* Information supplied *
>>
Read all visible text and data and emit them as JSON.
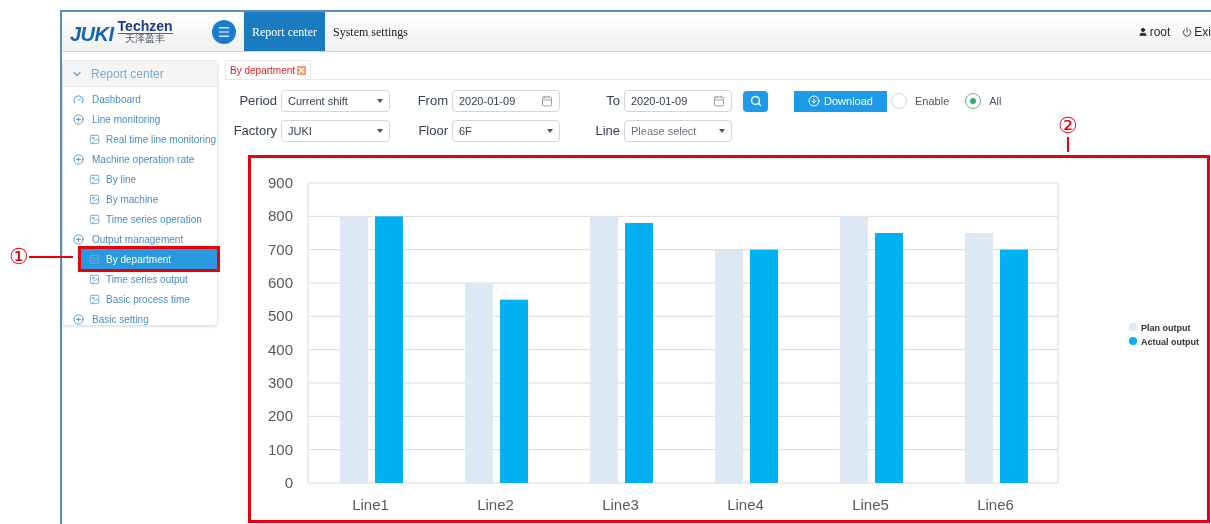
{
  "header": {
    "logo": {
      "brand": "JUKI",
      "sub_brand": "Techzen",
      "sub_brand_cn": "天泽盈丰"
    },
    "nav_tabs": [
      {
        "label": "Report center",
        "selected": true
      },
      {
        "label": "System settings",
        "selected": false
      }
    ],
    "user": "root",
    "exit": "Exi"
  },
  "sidebar": {
    "title": "Report center",
    "items": [
      {
        "label": "Dashboard",
        "kind": "dashboard",
        "selected": false
      },
      {
        "label": "Line monitoring",
        "kind": "group",
        "selected": false,
        "children": [
          {
            "label": "Real time line monitoring",
            "kind": "report",
            "selected": false
          }
        ]
      },
      {
        "label": "Machine operation rate",
        "kind": "group",
        "selected": false,
        "children": [
          {
            "label": "By line",
            "kind": "report",
            "selected": false
          },
          {
            "label": "By machine",
            "kind": "report",
            "selected": false
          },
          {
            "label": "Time series operation",
            "kind": "report",
            "selected": false
          }
        ]
      },
      {
        "label": "Output management",
        "kind": "group",
        "selected": false,
        "children": [
          {
            "label": "By department",
            "kind": "report",
            "selected": true,
            "callout": "①"
          },
          {
            "label": "Time series output",
            "kind": "report",
            "selected": false
          },
          {
            "label": "Basic process time",
            "kind": "report",
            "selected": false
          }
        ]
      },
      {
        "label": "Basic setting",
        "kind": "group",
        "selected": false
      }
    ]
  },
  "content_tabs": [
    {
      "label": "By department",
      "selected": true
    }
  ],
  "filters": {
    "period": {
      "label": "Period",
      "value": "Current shift"
    },
    "from": {
      "label": "From",
      "value": "2020-01-09"
    },
    "to": {
      "label": "To",
      "value": "2020-01-09"
    },
    "download": "Download",
    "radios": [
      {
        "label": "Enable",
        "selected": false
      },
      {
        "label": "All",
        "selected": true
      }
    ],
    "factory": {
      "label": "Factory",
      "value": "JUKI"
    },
    "floor": {
      "label": "Floor",
      "value": "6F"
    },
    "line": {
      "label": "Line",
      "placeholder": "Please select"
    }
  },
  "chart": {
    "callout": "②",
    "chart_data": {
      "type": "bar",
      "grid": true,
      "legend": true,
      "categories": [
        "Line1",
        "Line2",
        "Line3",
        "Line4",
        "Line5",
        "Line6"
      ],
      "ylim": [
        0,
        900
      ],
      "yticks": [
        0,
        100,
        200,
        300,
        400,
        500,
        600,
        700,
        800,
        900
      ],
      "series": [
        {
          "name": "Plan output",
          "color": "#dce8f4",
          "values": [
            800,
            600,
            800,
            700,
            800,
            750
          ]
        },
        {
          "name": "Actual output",
          "color": "#00b0f0",
          "values": [
            800,
            550,
            780,
            700,
            750,
            700
          ]
        }
      ]
    }
  }
}
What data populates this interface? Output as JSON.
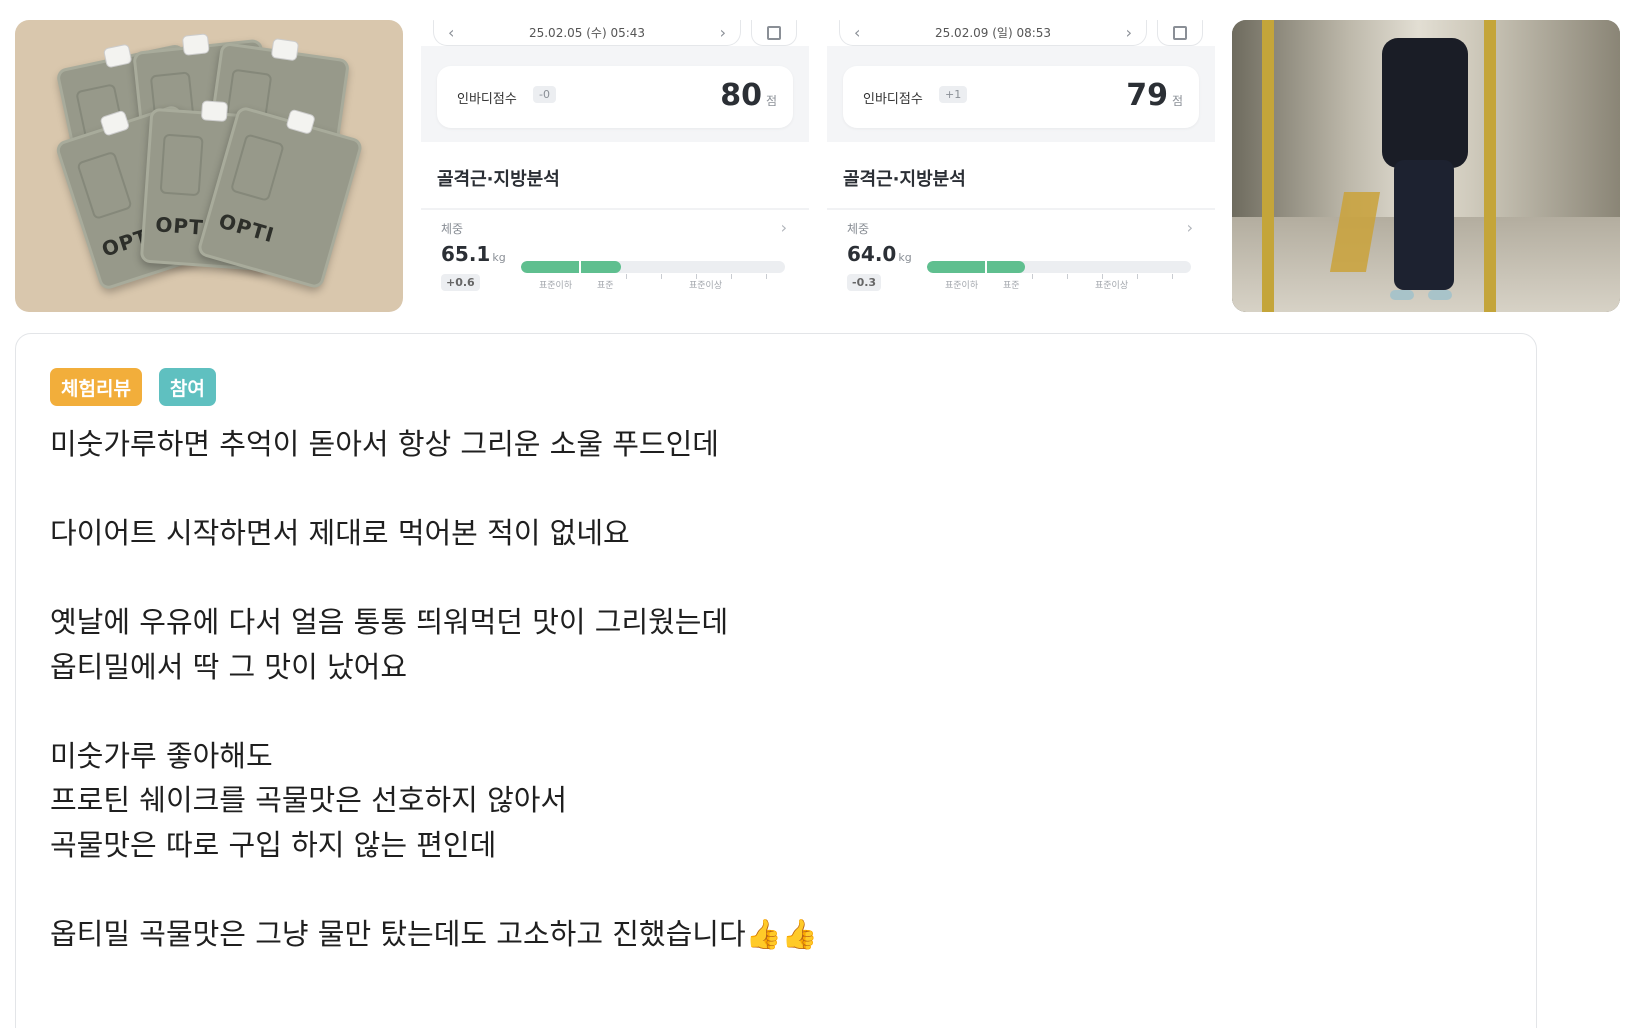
{
  "gallery": {
    "tile1": {
      "brand_text": "OPTI",
      "alt": "product-photo"
    },
    "tile2": {
      "date": "25.02.05 (수) 05:43",
      "score_label": "인바디점수",
      "score_delta": "-0",
      "score": "80",
      "score_unit": "점",
      "section_title": "골격근·지방분석",
      "weight_label": "체중",
      "weight": "65.1",
      "weight_unit": "kg",
      "weight_delta": "+0.6",
      "weight_level": 0.38,
      "range_low": "표준이하",
      "range_mid": "표준",
      "range_high": "표준이상"
    },
    "tile3": {
      "date": "25.02.09 (일) 08:53",
      "score_label": "인바디점수",
      "score_delta": "+1",
      "score": "79",
      "score_unit": "점",
      "section_title": "골격근·지방분석",
      "weight_label": "체중",
      "weight": "64.0",
      "weight_unit": "kg",
      "weight_delta": "-0.3",
      "weight_level": 0.37,
      "range_low": "표준이하",
      "range_mid": "표준",
      "range_high": "표준이상"
    }
  },
  "review": {
    "badge_review": "체험리뷰",
    "badge_join": "참여",
    "lines": [
      "미숫가루하면 추억이 돋아서 항상 그리운 소울 푸드인데",
      "",
      "다이어트 시작하면서 제대로 먹어본 적이 없네요",
      "",
      "옛날에 우유에 다서 얼음 통통 띄워먹던 맛이 그리웠는데",
      "옵티밀에서 딱 그 맛이 났어요",
      "",
      "미숫가루 좋아해도",
      "프로틴 쉐이크를 곡물맛은 선호하지 않아서",
      "곡물맛은 따로 구입 하지 않는 편인데",
      "",
      "옵티밀 곡물맛은 그냥 물만 탔는데도 고소하고 진했습니다👍👍"
    ]
  },
  "colors": {
    "badge_review": "#f2ae3b",
    "badge_join": "#5fc0c0",
    "bar_fill": "#5fbf8f"
  }
}
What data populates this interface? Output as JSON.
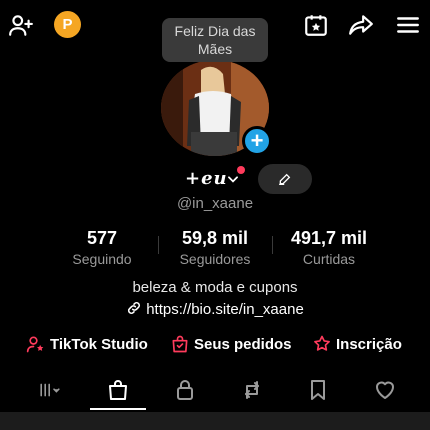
{
  "header": {
    "icons": [
      "add-user-icon",
      "p-badge",
      "calendar-star-icon",
      "share-icon",
      "menu-icon"
    ],
    "badge_letter": "P"
  },
  "tooltip": {
    "line1": "Feliz Dia das",
    "line2": "Mães"
  },
  "profile": {
    "display_name": "+eu",
    "username": "@in_xaane",
    "add_button": "+",
    "accent_color": "#22a3e6",
    "notification_dot_color": "#ff3b5c"
  },
  "stats": [
    {
      "value": "577",
      "label": "Seguindo"
    },
    {
      "value": "59,8 mil",
      "label": "Seguidores"
    },
    {
      "value": "491,7 mil",
      "label": "Curtidas"
    }
  ],
  "bio": "beleza & moda e cupons",
  "link": "https://bio.site/in_xaane",
  "tools": [
    {
      "label": "TikTok Studio",
      "icon": "person-star-icon"
    },
    {
      "label": "Seus pedidos",
      "icon": "order-bag-icon"
    },
    {
      "label": "Inscrição",
      "icon": "subscription-icon"
    }
  ],
  "tool_icon_color": "#ff3b5c",
  "tabs": [
    "videos-grid-icon",
    "shop-bag-icon",
    "lock-icon",
    "repost-icon",
    "bookmark-icon",
    "heart-icon"
  ],
  "active_tab": "shop-bag-icon"
}
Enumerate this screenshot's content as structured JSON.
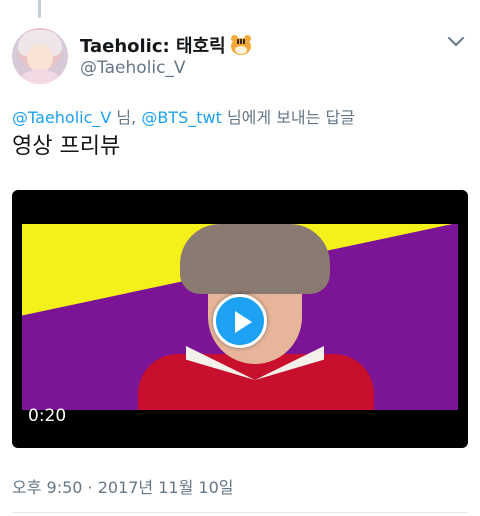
{
  "author": {
    "display_name": "Taeholic: 태호릭",
    "emoji": "tiger-face-emoji",
    "handle": "@Taeholic_V"
  },
  "reply": {
    "mention_1": "@Taeholic_V",
    "sep_1": " 님, ",
    "mention_2": "@BTS_twt",
    "suffix": " 님에게 보내는 답글"
  },
  "tweet": {
    "text": "영상 프리뷰"
  },
  "video": {
    "duration": "0:20",
    "play_icon": "play-icon"
  },
  "meta": {
    "timestamp": "오후 9:50 · 2017년 11월 10일"
  },
  "colors": {
    "link": "#1da1f2",
    "secondary_text": "#657786",
    "video_yellow": "#f4f01a",
    "video_purple": "#7b1596"
  }
}
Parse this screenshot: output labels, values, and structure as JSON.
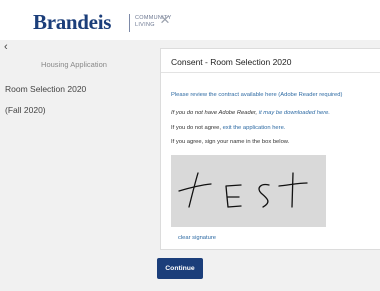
{
  "header": {
    "logo_text": "Brandeis",
    "logo_subtitle_line1": "COMMUNITY",
    "logo_subtitle_line2": "LIVING",
    "close_glyph": "×"
  },
  "sidebar": {
    "back_glyph": "‹",
    "heading": "Housing Application",
    "items": [
      {
        "label": "Room Selection 2020"
      },
      {
        "label": "(Fall 2020)"
      }
    ]
  },
  "card": {
    "title": "Consent - Room Selection 2020",
    "review_text": "Please review the contract available here (Adobe Reader required)",
    "no_reader_text": "If you do not have Adobe Reader, ",
    "no_reader_link": "it may be downloaded here.",
    "disagree_text": "If you do not agree, ",
    "disagree_link": "exit the application here.",
    "agree_text": "If you agree, sign your name in the box below.",
    "signature_value": "test",
    "clear_signature_label": "clear signature"
  },
  "continue_label": "Continue",
  "colors": {
    "brand": "#1b3e7a",
    "link": "#2d6aa3",
    "panel_bg": "#f1f1f1",
    "signature_bg": "#d9d9d9"
  },
  "icons": {
    "close": "close-icon",
    "back": "chevron-left-icon"
  }
}
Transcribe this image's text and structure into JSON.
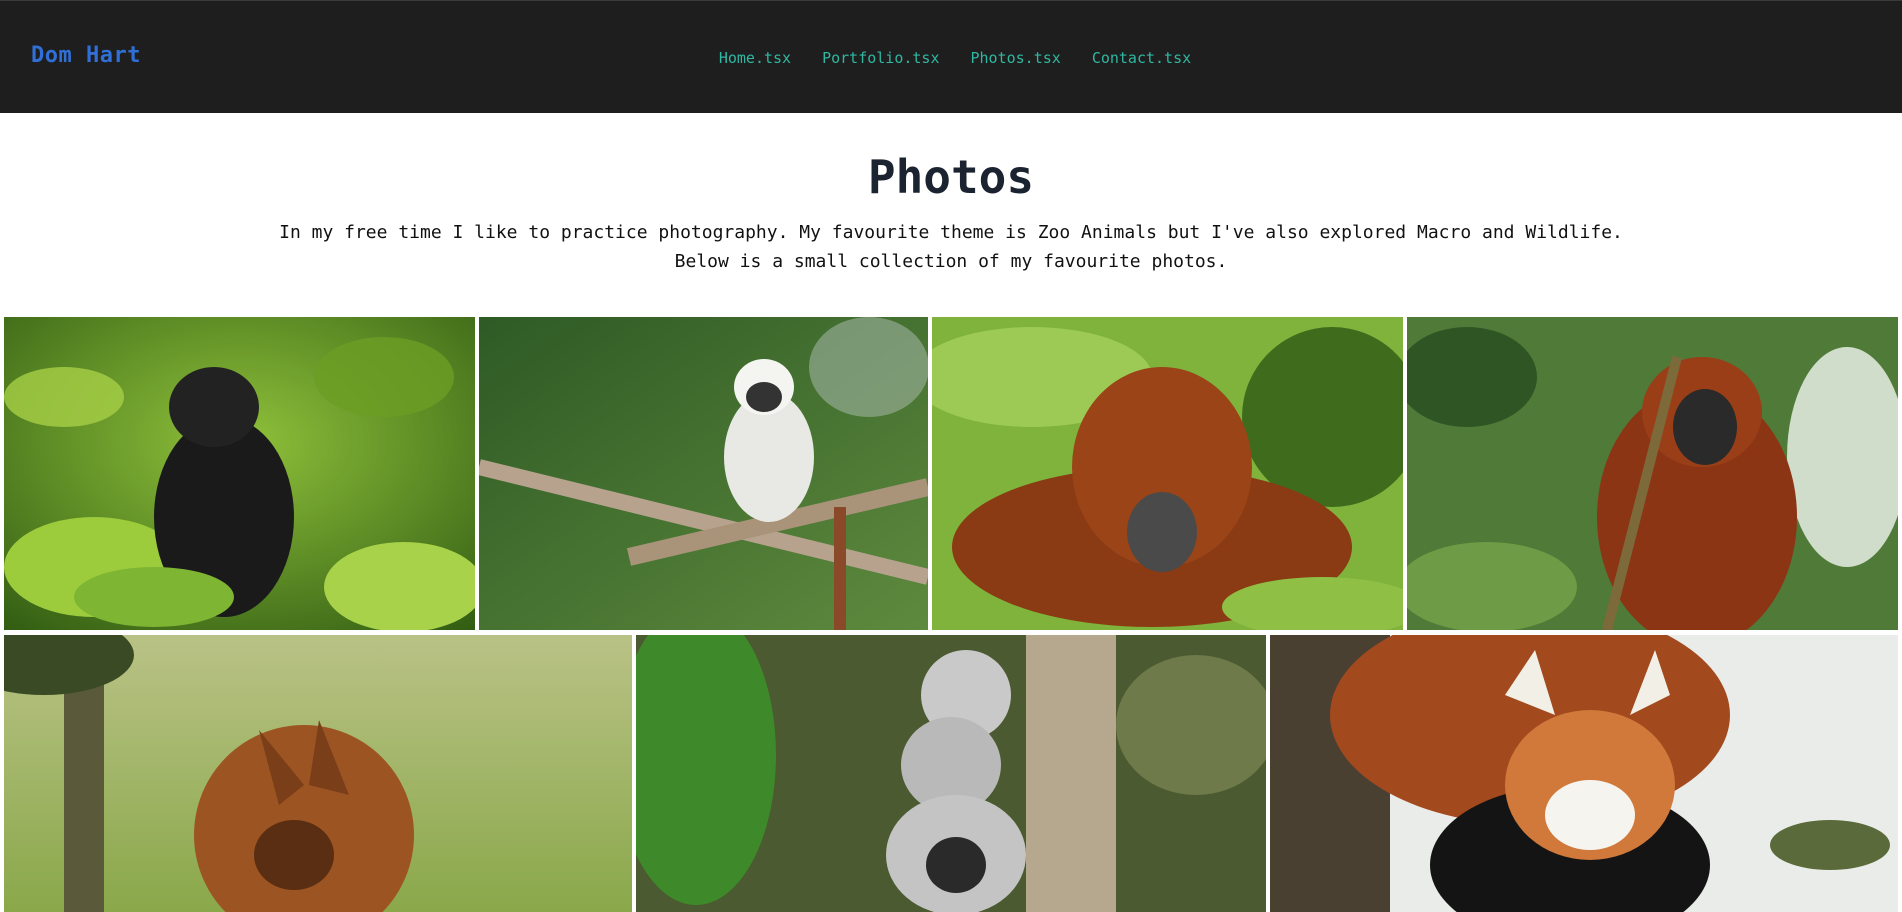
{
  "header": {
    "brand": "Dom Hart",
    "nav": [
      {
        "label": "Home.tsx"
      },
      {
        "label": "Portfolio.tsx"
      },
      {
        "label": "Photos.tsx"
      },
      {
        "label": "Contact.tsx"
      }
    ]
  },
  "page": {
    "title": "Photos",
    "intro_line1": "In my free time I like to practice photography. My favourite theme is Zoo Animals but I've also explored Macro and Wildlife.",
    "intro_line2": "Below is a small collection of my favourite photos."
  },
  "photos": [
    {
      "subject": "black crested macaque among leaves"
    },
    {
      "subject": "cotton-top tamarin on branch"
    },
    {
      "subject": "orangutan lying in grass"
    },
    {
      "subject": "red howler monkey in tree"
    },
    {
      "subject": "maned wolf in meadow"
    },
    {
      "subject": "ring-tailed lemurs stacked on tree"
    },
    {
      "subject": "red panda on log"
    }
  ],
  "colors": {
    "nav_bg": "#1e1e1e",
    "brand": "#2f6fd6",
    "nav_link": "#2fb7a1",
    "title": "#1b2330"
  }
}
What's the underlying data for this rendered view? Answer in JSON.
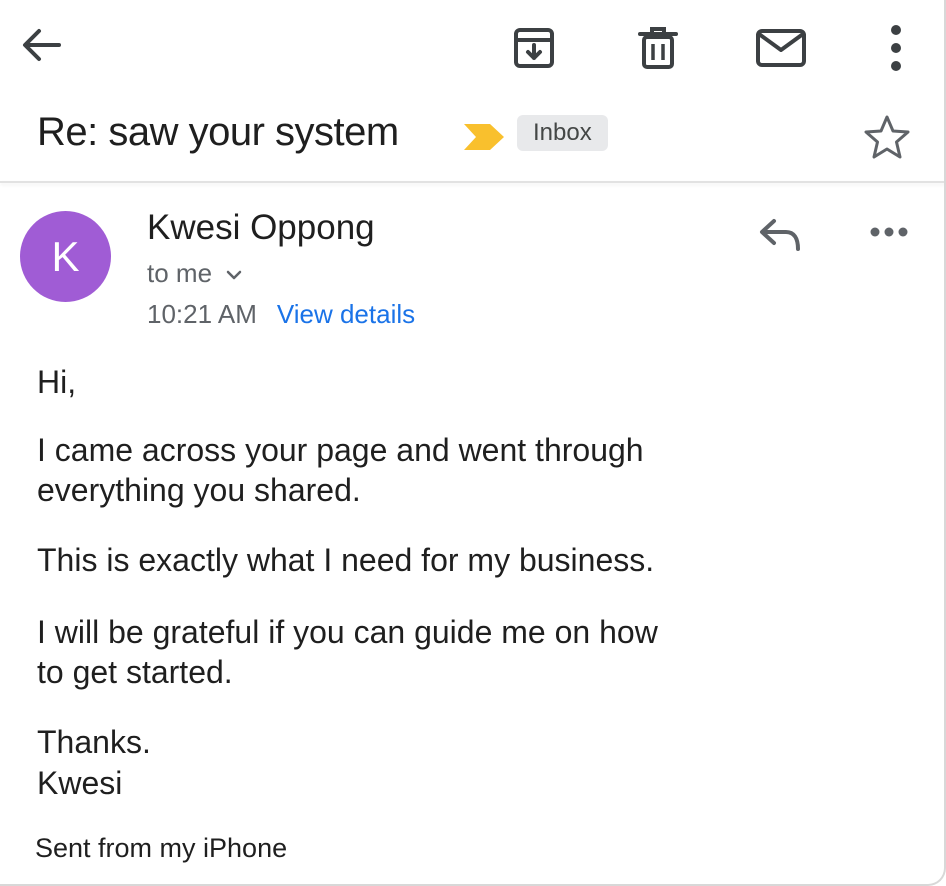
{
  "toolbar": {
    "back_icon": "arrow-left-icon",
    "archive_icon": "archive-icon",
    "delete_icon": "trash-icon",
    "mark_unread_icon": "envelope-icon",
    "more_icon": "vertical-dots-icon"
  },
  "email": {
    "subject": "Re: saw your system",
    "label": "Inbox",
    "importance_color": "#f9c02d",
    "star_icon": "star-outline-icon",
    "sender": {
      "name": "Kwesi Oppong",
      "initial": "K",
      "avatar_color": "#a05cd5"
    },
    "recipient": "to me",
    "time": "10:21 AM",
    "view_details": "View details",
    "body": {
      "greeting": "Hi,",
      "paragraph1_line1": "I came across your page and went through",
      "paragraph1_line2": "everything you shared.",
      "paragraph2": "This is exactly what I need for my business.",
      "paragraph3_line1": "I will be grateful if you can guide me on how",
      "paragraph3_line2": "to get started.",
      "closing": "Thanks.",
      "closing_name": "Kwesi"
    },
    "signature": "Sent from my iPhone"
  },
  "colors": {
    "link": "#1a73e8",
    "chip_background": "#e8e9eb",
    "secondary_text": "#5f6368"
  }
}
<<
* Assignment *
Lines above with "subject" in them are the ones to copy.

* Reply *
      "subject": "black crested macaque among leaves"
      "subject": "cotton-top tamarin on branch"
      "subject": "orangutan lying in grass"
      "subject": "red howler monkey in tree"
      "subject": "maned wolf in meadow"
      "subject": "ring-tailed lemurs stacked on tree"
      "subject": "red panda on log"
    "subject": "Re: saw your system",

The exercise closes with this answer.